Stuffed Up? It Could be a Sinus Infection
March may be the start of the spring season, but plenty of people are still feeling the effects of winter in the form of colds and the flu. While the sniffles are no doubt common this time of year, many people misdiagnose themselves as having a cold when they’re actually suffering from a sinus infection. Though symptoms between the two can be similar, sinus infections are actually far more than mere nuisances—they can result in serious complications if not treated appropriately.
Think you may have a sinus infection? Here are a few things to know.
What are Sinus Infections?
Medically called “sinusitis” (also “rhinosinusitis”), sinus infections occur when either viruses or certain forms of bacteria multiply within the body’s sinus cavities—they can also happen as a result of inflammation. Sinuses are actually hollow areas within the bones which surround the nose and are generally empty in healthy individuals. With sinusitis, they may become filled with mucus, which can become a breeding ground for bacteria.
While sinus infections affect roughly 12% of American adults each year, episodes of sinusitis that are bacterial are rare and account for approximately 2% of cases. If bacterial sinusitis is suspected, antibiotics may be prescribed as treatment—typically only if the patient has been sick for 10 or more days. If the infection is no better after 10-14 days of symptomatic management, a bacterial sinusitis is more likely, and management with antibiotics will be considered.
What Causes Sinus Infections?
Since the sinuses are meant to remain hollow at all times, any presence of excess fluid can result in problems, many of which lead to infection. Sinus infections often start with the presence of swelling inside of the nose—it may be precipitated by the common cold or by allergies. This can lead to blockages in drainage ducts, which means mucus that doesn’t flow as it should and instead remains stagnant within the sinuses.
Patients with uncomplicated acute rhinosinusitis can be managed symptomatically, and 70-80% will improve within two weeks (there are no treatments that shorten the clinical course of the disease. Though less common, structural abnormalities can also cause sinus infections to occur, including nasal polyps.
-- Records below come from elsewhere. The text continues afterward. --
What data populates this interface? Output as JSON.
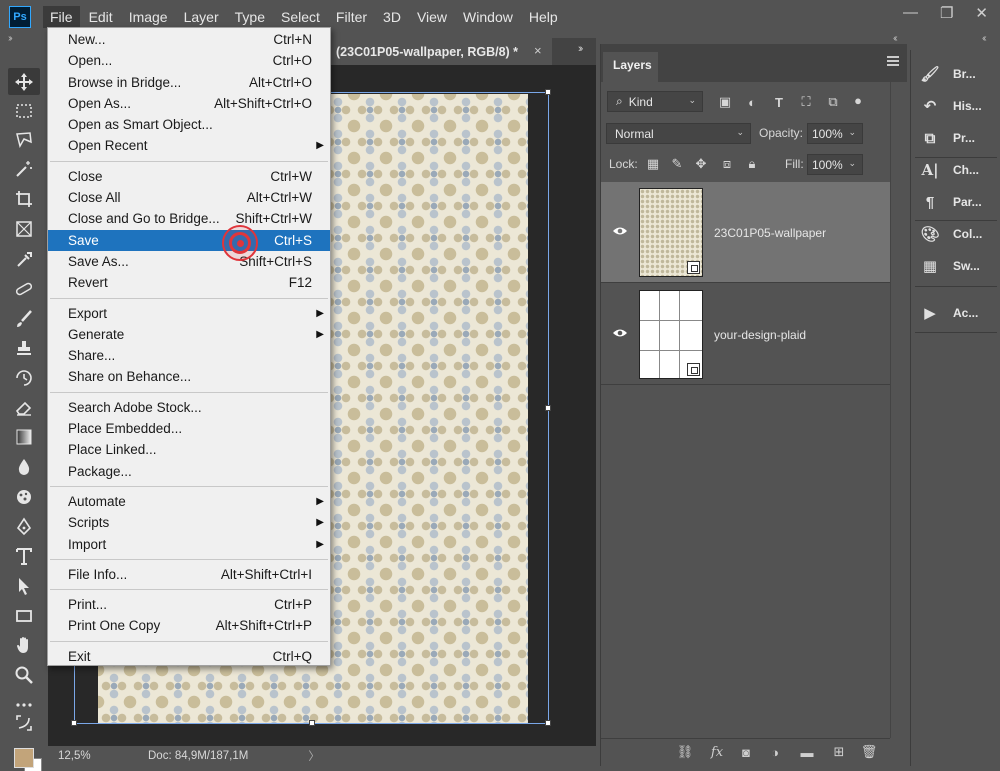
{
  "app": {
    "logo_text": "Ps"
  },
  "menubar": {
    "items": [
      "File",
      "Edit",
      "Image",
      "Layer",
      "Type",
      "Select",
      "Filter",
      "3D",
      "View",
      "Window",
      "Help"
    ],
    "active": "File"
  },
  "window_controls": {
    "minimize": "—",
    "restore": "❐",
    "close": "✕"
  },
  "document": {
    "tab_title": "(23C01P05-wallpaper, RGB/8) *",
    "tab_close": "×",
    "zoom": "12,5%",
    "doc_info": "Doc: 84,9M/187,1M",
    "status_arrow": "〉"
  },
  "file_menu": {
    "groups": [
      [
        {
          "label": "New...",
          "shortcut": "Ctrl+N"
        },
        {
          "label": "Open...",
          "shortcut": "Ctrl+O"
        },
        {
          "label": "Browse in Bridge...",
          "shortcut": "Alt+Ctrl+O"
        },
        {
          "label": "Open As...",
          "shortcut": "Alt+Shift+Ctrl+O"
        },
        {
          "label": "Open as Smart Object...",
          "shortcut": ""
        },
        {
          "label": "Open Recent",
          "shortcut": "",
          "submenu": true
        }
      ],
      [
        {
          "label": "Close",
          "shortcut": "Ctrl+W"
        },
        {
          "label": "Close All",
          "shortcut": "Alt+Ctrl+W"
        },
        {
          "label": "Close and Go to Bridge...",
          "shortcut": "Shift+Ctrl+W"
        },
        {
          "label": "Save",
          "shortcut": "Ctrl+S",
          "highlighted": true
        },
        {
          "label": "Save As...",
          "shortcut": "Shift+Ctrl+S"
        },
        {
          "label": "Revert",
          "shortcut": "F12"
        }
      ],
      [
        {
          "label": "Export",
          "shortcut": "",
          "submenu": true
        },
        {
          "label": "Generate",
          "shortcut": "",
          "submenu": true
        },
        {
          "label": "Share...",
          "shortcut": ""
        },
        {
          "label": "Share on Behance...",
          "shortcut": ""
        }
      ],
      [
        {
          "label": "Search Adobe Stock...",
          "shortcut": ""
        },
        {
          "label": "Place Embedded...",
          "shortcut": ""
        },
        {
          "label": "Place Linked...",
          "shortcut": ""
        },
        {
          "label": "Package...",
          "shortcut": ""
        }
      ],
      [
        {
          "label": "Automate",
          "shortcut": "",
          "submenu": true
        },
        {
          "label": "Scripts",
          "shortcut": "",
          "submenu": true
        },
        {
          "label": "Import",
          "shortcut": "",
          "submenu": true
        }
      ],
      [
        {
          "label": "File Info...",
          "shortcut": "Alt+Shift+Ctrl+I"
        }
      ],
      [
        {
          "label": "Print...",
          "shortcut": "Ctrl+P"
        },
        {
          "label": "Print One Copy",
          "shortcut": "Alt+Shift+Ctrl+P"
        }
      ],
      [
        {
          "label": "Exit",
          "shortcut": "Ctrl+Q"
        }
      ]
    ],
    "submenu_arrow": "▶"
  },
  "layers_panel": {
    "tab": "Layers",
    "filter_kind": "Kind",
    "blend_mode": "Normal",
    "opacity_label": "Opacity:",
    "opacity_value": "100%",
    "lock_label": "Lock:",
    "fill_label": "Fill:",
    "fill_value": "100%",
    "layers": [
      {
        "name": "23C01P05-wallpaper",
        "selected": true,
        "visible": true
      },
      {
        "name": "your-design-plaid",
        "selected": false,
        "visible": true
      }
    ]
  },
  "right_dock": {
    "items": [
      {
        "label": "Br...",
        "icon": "brush-icon"
      },
      {
        "label": "His...",
        "icon": "history-icon"
      },
      {
        "label": "Pr...",
        "icon": "properties-icon"
      },
      {
        "label": "Ch...",
        "icon": "character-icon"
      },
      {
        "label": "Par...",
        "icon": "paragraph-icon"
      },
      {
        "label": "Col...",
        "icon": "color-icon"
      },
      {
        "label": "Sw...",
        "icon": "swatches-icon"
      },
      {
        "label": "Ac...",
        "icon": "actions-icon"
      }
    ]
  },
  "colors": {
    "foreground": "#c2a47a",
    "background": "#ffffff",
    "highlight": "#1e73be",
    "click_marker": "#e0353b"
  }
}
Acute vs. Chronic Sinusitis
The vast majority of people who come down with a case of sinusitis will experience the illness as a result of complications from a cold, or perhaps a particularly bad bout of allergies. These cases are said to be acute in nature. That said, many people suffer from regular occurance of sinus infections, often due to structural abnormalities such as deviated septum.
While the vast majority of cases of acute sinusitis are caused by viruses, chronic sinusitis is often due to inflammation and/or structural abnormalities—surgery may be required for symptomatic relief in severe cases.
What are the Symptoms of Sinus Infection?
Symptoms of sinusitis can differ depending upon whether or not the illness is described as being acute or chronic. Common symptoms, however, are as follows:
- Facial pain
- Pressure in sinuses
- Stuffy (occasionally runny) nose
- Degraded sense of smell
- Bad breath (halitosis)
- Dental pain (upper teeth)
- Pus in nasal cavity
- Post-nasal drip
Though sinusitis commonly affects adults, children are also susceptible due to a number of different factors. Causes for sinusitis in children may include:
- Bottles (especially drinking when laying on back)
- Second-hand smoke
Sinus Pain Got You Down? ConvenientMD Can Help
Sinus infections can feel like the end of the world, but there’s no reason to suffer if you’re in pain. At ConvenientMD, we regularly treat patients dealing with acute, subacute and chronic sinusitis. We can help manage acute sinusitis with symptom onset by relieving symptoms of nasal obstruction, runny nose, fever and fatigue.
Just walk right into ConvenientMD to get treated today—you never need an appointment!